** Opening Excerpted data block **

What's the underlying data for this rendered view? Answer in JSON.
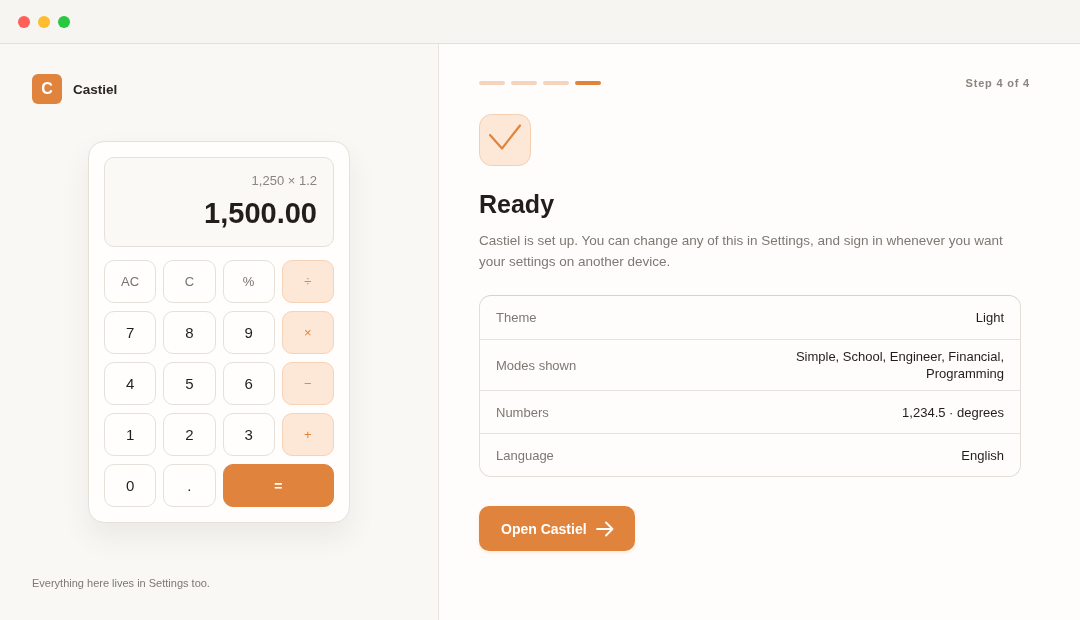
{
  "sidebar": {
    "logo_letter": "C",
    "app_name": "Castiel",
    "calculator": {
      "expression": "1,250 × 1.2",
      "result": "1,500.00",
      "keys": [
        {
          "label": "AC",
          "kind": "function"
        },
        {
          "label": "C",
          "kind": "function"
        },
        {
          "label": "%",
          "kind": "function"
        },
        {
          "label": "÷",
          "kind": "operator"
        },
        {
          "label": "7",
          "kind": "digit"
        },
        {
          "label": "8",
          "kind": "digit"
        },
        {
          "label": "9",
          "kind": "digit"
        },
        {
          "label": "×",
          "kind": "operator"
        },
        {
          "label": "4",
          "kind": "digit"
        },
        {
          "label": "5",
          "kind": "digit"
        },
        {
          "label": "6",
          "kind": "digit"
        },
        {
          "label": "−",
          "kind": "operator"
        },
        {
          "label": "1",
          "kind": "digit"
        },
        {
          "label": "2",
          "kind": "digit"
        },
        {
          "label": "3",
          "kind": "digit"
        },
        {
          "label": "+",
          "kind": "operator"
        },
        {
          "label": "0",
          "kind": "digit"
        },
        {
          "label": ".",
          "kind": "digit"
        },
        {
          "label": "=",
          "kind": "equals"
        }
      ]
    },
    "footer": "Everything here lives in Settings too."
  },
  "main": {
    "progress": {
      "steps": [
        {
          "selected": false
        },
        {
          "selected": false
        },
        {
          "selected": false
        },
        {
          "selected": true
        }
      ],
      "label": "Step 4 of 4"
    },
    "title": "Ready",
    "description": "Castiel is set up. You can change any of this in Settings, and sign in whenever you want your settings on another device.",
    "summary": [
      {
        "label": "Theme",
        "value": "Light"
      },
      {
        "label": "Modes shown",
        "value": "Simple, School, Engineer, Financial, Programming"
      },
      {
        "label": "Numbers",
        "value": "1,234.5 · degrees"
      },
      {
        "label": "Language",
        "value": "English"
      }
    ],
    "button": {
      "label": "Open Castiel"
    }
  }
}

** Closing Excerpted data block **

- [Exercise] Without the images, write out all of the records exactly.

- [Answer box]
What's the underlying data for this rendered view? Answer in JSON.
{
  "sidebar": {
    "logo_letter": "C",
    "app_name": "Castiel",
    "calculator": {
      "expression": "1,250 × 1.2",
      "result": "1,500.00",
      "keys": [
        {
          "label": "AC",
          "kind": "function"
        },
        {
          "label": "C",
          "kind": "function"
        },
        {
          "label": "%",
          "kind": "function"
        },
        {
          "label": "÷",
          "kind": "operator"
        },
        {
          "label": "7",
          "kind": "digit"
        },
        {
          "label": "8",
          "kind": "digit"
        },
        {
          "label": "9",
          "kind": "digit"
        },
        {
          "label": "×",
          "kind": "operator"
        },
        {
          "label": "4",
          "kind": "digit"
        },
        {
          "label": "5",
          "kind": "digit"
        },
        {
          "label": "6",
          "kind": "digit"
        },
        {
          "label": "−",
          "kind": "operator"
        },
        {
          "label": "1",
          "kind": "digit"
        },
        {
          "label": "2",
          "kind": "digit"
        },
        {
          "label": "3",
          "kind": "digit"
        },
        {
          "label": "+",
          "kind": "operator"
        },
        {
          "label": "0",
          "kind": "digit"
        },
        {
          "label": ".",
          "kind": "digit"
        },
        {
          "label": "=",
          "kind": "equals"
        }
      ]
    },
    "footer": "Everything here lives in Settings too."
  },
  "main": {
    "progress": {
      "steps": [
        {
          "selected": false
        },
        {
          "selected": false
        },
        {
          "selected": false
        },
        {
          "selected": true
        }
      ],
      "label": "Step 4 of 4"
    },
    "title": "Ready",
    "description": "Castiel is set up. You can change any of this in Settings, and sign in whenever you want your settings on another device.",
    "summary": [
      {
        "label": "Theme",
        "value": "Light"
      },
      {
        "label": "Modes shown",
        "value": "Simple, School, Engineer, Financial, Programming"
      },
      {
        "label": "Numbers",
        "value": "1,234.5 · degrees"
      },
      {
        "label": "Language",
        "value": "English"
      }
    ],
    "button": {
      "label": "Open Castiel"
    }
  }
}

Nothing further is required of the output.